- [TASK TO COMPLETE]: Identify all lines in the data containing the string "name". Copy them out.
[Opening PROVIDED DATA section]
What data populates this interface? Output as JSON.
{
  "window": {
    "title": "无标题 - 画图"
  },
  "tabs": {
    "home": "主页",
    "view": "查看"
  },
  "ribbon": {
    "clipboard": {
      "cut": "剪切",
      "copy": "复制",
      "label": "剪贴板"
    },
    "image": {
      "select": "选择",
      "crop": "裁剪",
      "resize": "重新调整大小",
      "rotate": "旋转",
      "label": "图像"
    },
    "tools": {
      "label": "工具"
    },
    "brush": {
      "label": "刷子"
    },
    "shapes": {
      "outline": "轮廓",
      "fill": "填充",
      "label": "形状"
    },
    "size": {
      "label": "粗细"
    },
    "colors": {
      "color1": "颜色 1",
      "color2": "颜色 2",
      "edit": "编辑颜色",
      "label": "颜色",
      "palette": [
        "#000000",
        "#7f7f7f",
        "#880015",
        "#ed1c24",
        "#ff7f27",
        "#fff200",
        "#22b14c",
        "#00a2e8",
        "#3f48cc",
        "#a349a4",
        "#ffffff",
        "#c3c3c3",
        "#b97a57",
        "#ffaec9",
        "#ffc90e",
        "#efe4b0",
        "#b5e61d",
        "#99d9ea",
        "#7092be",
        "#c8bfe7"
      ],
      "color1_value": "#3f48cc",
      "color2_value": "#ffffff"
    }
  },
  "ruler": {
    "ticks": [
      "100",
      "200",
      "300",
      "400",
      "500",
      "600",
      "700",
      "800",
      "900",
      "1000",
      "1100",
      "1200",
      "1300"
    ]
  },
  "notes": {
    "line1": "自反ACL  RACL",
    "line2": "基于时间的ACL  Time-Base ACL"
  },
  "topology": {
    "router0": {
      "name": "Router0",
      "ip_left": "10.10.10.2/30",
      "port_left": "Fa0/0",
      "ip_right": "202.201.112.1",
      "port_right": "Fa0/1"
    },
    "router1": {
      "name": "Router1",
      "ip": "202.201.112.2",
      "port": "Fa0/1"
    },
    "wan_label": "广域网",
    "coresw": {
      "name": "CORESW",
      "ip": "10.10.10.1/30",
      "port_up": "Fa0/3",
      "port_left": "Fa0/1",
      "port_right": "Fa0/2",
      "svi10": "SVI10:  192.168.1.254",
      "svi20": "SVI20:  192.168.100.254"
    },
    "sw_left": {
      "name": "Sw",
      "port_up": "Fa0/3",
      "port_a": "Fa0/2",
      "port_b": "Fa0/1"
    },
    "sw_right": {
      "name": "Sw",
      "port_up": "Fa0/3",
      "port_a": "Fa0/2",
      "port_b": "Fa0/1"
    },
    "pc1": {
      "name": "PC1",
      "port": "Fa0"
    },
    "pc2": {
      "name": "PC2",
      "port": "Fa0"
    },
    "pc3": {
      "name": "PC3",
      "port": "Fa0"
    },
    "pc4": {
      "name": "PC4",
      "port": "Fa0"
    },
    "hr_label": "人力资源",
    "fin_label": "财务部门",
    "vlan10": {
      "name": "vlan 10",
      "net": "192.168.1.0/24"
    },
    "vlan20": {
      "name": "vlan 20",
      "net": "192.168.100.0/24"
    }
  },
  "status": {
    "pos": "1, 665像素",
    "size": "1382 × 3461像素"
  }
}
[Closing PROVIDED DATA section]
- [ANSWER TO THE EXERCISE]:
      "name": "Router0",
      "name": "Router1",
      "name": "CORESW",
      "name": "Sw",
      "name": "Sw",
      "name": "PC1",
      "name": "PC2",
      "name": "PC3",
      "name": "PC4",
      "name": "vlan 10",
      "name": "vlan 20",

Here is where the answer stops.